The transcontinental railroad remade the American West.
Consider first that the railroad, any railroad, was by nature a form of transportation significantly more independent of geography than anything that had preceded it. It wasn't tied to preexisting waterways like the steamboat, and given its relative speed, it could cross great waterless stretches of plain or desert with ease compared to man or pack animal. As the technology improved (which it did continuously throughout the mid-1800s), railroads developed the capacity to span rivers and gorges, climb hills, and tunnel through mountains. Where they couldn't surmount the natural terrain, they changed it; the route of the transcontinental railroad was a wonder of cuts, fills, tunnels, and bridges.
It was—and remains—a marvel of planning and construction. When the highway route across the West was built decades later, it followed the path broken by the rail.
Of course, breaking that path and laying the track required tremendous resources. In the Pacific Railway Act of 1862, the federal government not only granted huge amounts of land to the railroad companies (in alternating sections along the track), but it also ceded the resources on the route. As with the land, trackside timber, water, and minerals could be extracted, processed, or sold as the railroads saw fit. This had huge environmental consequences. By the late 1860s, the California State Board of Agriculture estimated that one-third of the state's forests had already disappeared, and much of that had gone to the railroads (the rest went largely to mining).blank">Dust Bowl—the 20th-century ecological disaster in which much of the Plains topsoil blew away in a prolonged drought—were being sown.
Told this way, the transcontinental railroad seems like nothing so much as a harbinger of environmental decline.
While this may be true in part, there's another way of looking at the story, particularly in light of America's 20th-century transportation history. Consider the environmental legacy of the railroad as it compares with the impact of its successor, the automobile, and consider the physical presence of the tracks themselves. Railroads carve a comparatively narrow path through the land and have stops spaced in a way that suggests discreet settlement rather than sprawl.
And the railroad is a form of mass transit, of course, which one might argue not only uses resources more efficiently but also creates a different experience of overland travel.
Such was the case with the transcontinental railroad, particularly the portion laid by the Central Pacific.

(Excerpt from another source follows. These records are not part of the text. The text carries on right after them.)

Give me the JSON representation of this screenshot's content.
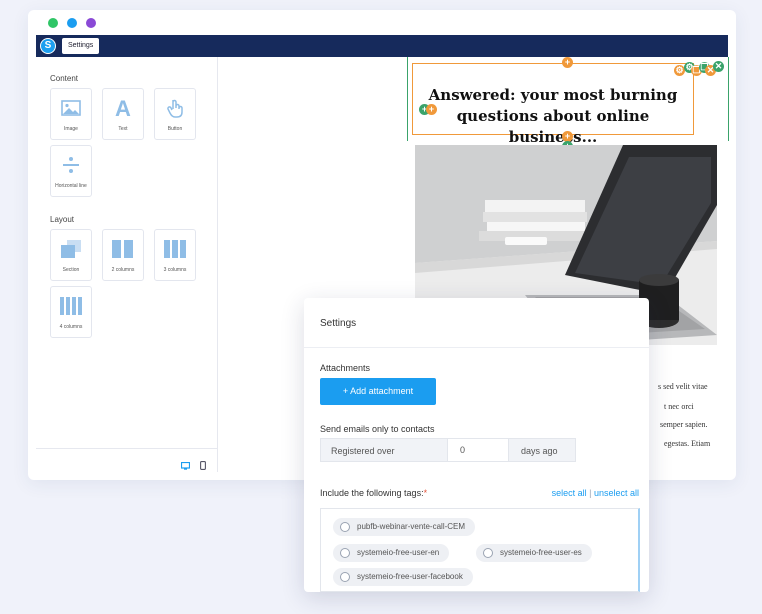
{
  "window": {
    "dot_colors": [
      "#2fc566",
      "#1b9df0",
      "#8a49d6"
    ]
  },
  "topbar": {
    "logo_letter": "S",
    "settings_label": "Settings"
  },
  "sidebar": {
    "content_title": "Content",
    "content_items": [
      {
        "label": "Image",
        "icon": "image-icon"
      },
      {
        "label": "Text",
        "icon": "text-icon"
      },
      {
        "label": "Button",
        "icon": "pointer-hand-icon"
      },
      {
        "label": "Horizontal line",
        "icon": "divider-icon"
      }
    ],
    "layout_title": "Layout",
    "layout_items": [
      {
        "label": "Section",
        "icon": "section-icon"
      },
      {
        "label": "2 columns",
        "icon": "two-columns-icon"
      },
      {
        "label": "3 columns",
        "icon": "three-columns-icon"
      },
      {
        "label": "4 columns",
        "icon": "four-columns-icon"
      }
    ],
    "footer_icons": [
      "desktop-icon",
      "mobile-icon"
    ]
  },
  "canvas": {
    "headline": "Answered: your most burning questions about online business...",
    "body_lines": [
      "s sed velit vitae",
      "t nec orci",
      "semper sapien.",
      "egestas. Etiam"
    ],
    "accent_orange": "#f0993a",
    "accent_green": "#3aa36b"
  },
  "panel": {
    "title": "Settings",
    "attachments_label": "Attachments",
    "add_attachment_label": "+ Add attachment",
    "send_only_label": "Send emails only to contacts",
    "registered_label": "Registered over",
    "registered_value": "0",
    "days_suffix": "days ago",
    "include_tags_label": "Include the following tags:",
    "required_mark": "*",
    "select_all": "select all",
    "separator": "|",
    "unselect_all": "unselect all",
    "tags": [
      "pubfb-webinar-vente-call-CEM",
      "systemeio-free-user-en",
      "systemeio-free-user-es",
      "systemeio-free-user-facebook"
    ],
    "accent_blue": "#1b9df0"
  }
}
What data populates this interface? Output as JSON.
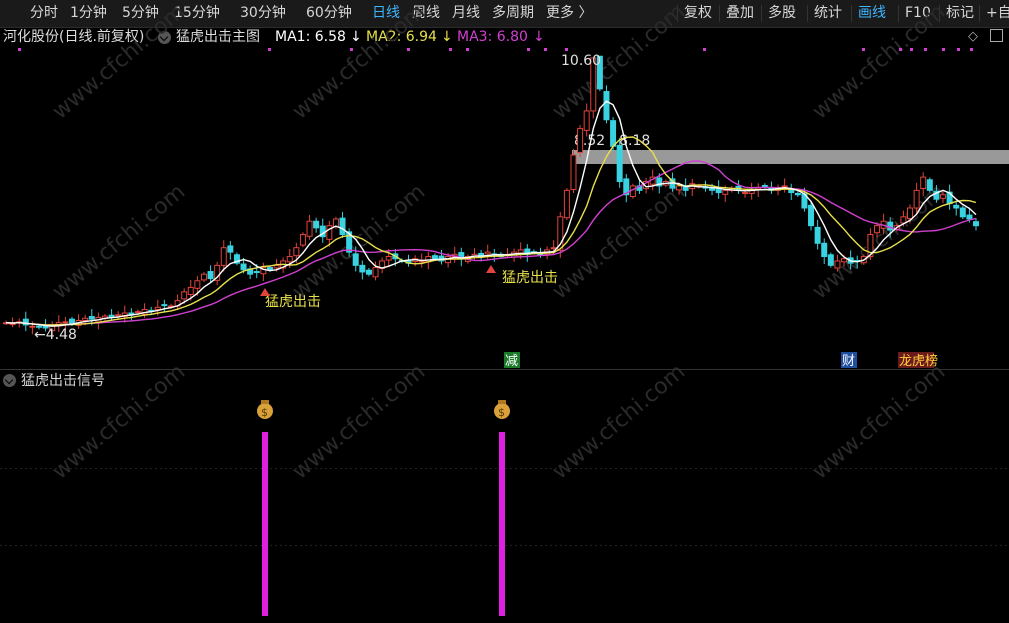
{
  "toolbar": {
    "periods": [
      "分时",
      "1分钟",
      "5分钟",
      "15分钟",
      "30分钟",
      "60分钟",
      "日线",
      "周线",
      "月线",
      "多周期",
      "更多 〉"
    ],
    "active_period": "日线",
    "actions": [
      "复权",
      "叠加",
      "多股",
      "统计",
      "画线",
      "F10",
      "标记",
      "+自"
    ],
    "active_action": "画线"
  },
  "chart_header": {
    "stock": "河化股份(日线.前复权)",
    "indicator_name": "猛虎出击主图",
    "ma1": "MA1: 6.58",
    "ma2": "MA2: 6.94",
    "ma3": "MA3: 6.80",
    "arrow": "↓"
  },
  "annotations": {
    "high_label": "10.60",
    "low_label": "←4.48",
    "zone_label": "8.52 - 8.18",
    "signal_label": "猛虎出击",
    "badge_jian": "减",
    "badge_cai": "财",
    "badge_long": "龙虎榜"
  },
  "sub_panel": {
    "title": "猛虎出击信号",
    "signal_icon": "money-bag-icon"
  },
  "watermark": "www.cfchi.com",
  "colors": {
    "background": "#000000",
    "up": "#e0443b",
    "down": "#38d2e0",
    "ma1": "#ffffff",
    "ma2": "#e8e04a",
    "ma3": "#d040d0",
    "signal_bar": "#e020e0",
    "active": "#3fb6ff",
    "zone": "#b4b4b4"
  },
  "chart_data": {
    "type": "candlestick",
    "title": "河化股份(日线.前复权)",
    "y_high": 10.6,
    "y_low": 4.48,
    "resistance_zone": [
      8.18,
      8.52
    ],
    "ma_values": {
      "MA1": 6.58,
      "MA2": 6.94,
      "MA3": 6.8
    },
    "closes": [
      4.6,
      4.58,
      4.62,
      4.55,
      4.52,
      4.5,
      4.48,
      4.55,
      4.6,
      4.62,
      4.58,
      4.65,
      4.7,
      4.68,
      4.72,
      4.75,
      4.72,
      4.78,
      4.82,
      4.8,
      4.85,
      4.9,
      4.88,
      4.95,
      5.0,
      4.98,
      5.1,
      5.3,
      5.4,
      5.55,
      5.7,
      5.6,
      5.9,
      6.3,
      6.2,
      5.95,
      5.8,
      5.7,
      5.75,
      5.85,
      5.8,
      5.9,
      6.0,
      6.1,
      6.3,
      6.6,
      6.9,
      6.75,
      6.55,
      6.8,
      6.95,
      6.6,
      6.2,
      5.9,
      5.75,
      5.7,
      5.85,
      6.0,
      6.1,
      6.05,
      6.0,
      5.95,
      6.05,
      6.0,
      6.1,
      6.05,
      6.0,
      6.1,
      6.15,
      6.05,
      6.1,
      6.15,
      6.1,
      6.2,
      6.15,
      6.1,
      6.15,
      6.2,
      6.25,
      6.15,
      6.2,
      6.15,
      6.25,
      6.3,
      7.0,
      7.6,
      8.4,
      9.0,
      9.4,
      10.6,
      9.9,
      9.2,
      8.6,
      7.8,
      7.5,
      7.7,
      7.6,
      7.8,
      7.9,
      7.7,
      7.8,
      7.65,
      7.7,
      7.6,
      7.75,
      7.7,
      7.65,
      7.6,
      7.55,
      7.6,
      7.65,
      7.6,
      7.55,
      7.6,
      7.65,
      7.7,
      7.6,
      7.65,
      7.7,
      7.55,
      7.5,
      7.2,
      6.8,
      6.4,
      6.1,
      5.9,
      6.0,
      6.05,
      5.95,
      6.0,
      6.1,
      6.6,
      6.8,
      6.9,
      6.7,
      6.8,
      7.0,
      7.2,
      7.6,
      7.9,
      7.6,
      7.4,
      7.5,
      7.3,
      7.2,
      7.0,
      6.95,
      6.8
    ],
    "signals": [
      {
        "index": 38,
        "label": "猛虎出击"
      },
      {
        "index": 83,
        "label": "猛虎出击"
      }
    ]
  }
}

The mountain journey through the Sierra Nevada was a singular experience for riders. They marveled at the land and at the ingenuity of the men who had managed to lay track across it. The railroad companies were quick to pick up on the fact that spectacular sights and destinations on the rail were good for business. Not only did they begin to actively pitch the Pacific railroad as a great way to see and experience the grandeur of the West, but they also understood that the preservation of that grandeur was in their best interest.
So, the railroads following the first transcontinental line would become supporters of the fledging national park system and enthusiastic operators of some of the most scenic trips in the country.
Now that we're decades into the reign of the American automobile, the ecological footprint of the railroad—while certainly significant—appears quaint by comparison. And given that the environmental impact of the automotive age continues to grow, the turn away from trains as a dominant mode of passenger transportation will surely loom far larger as a decisive moment in environmental history than the construction of the entire rail system.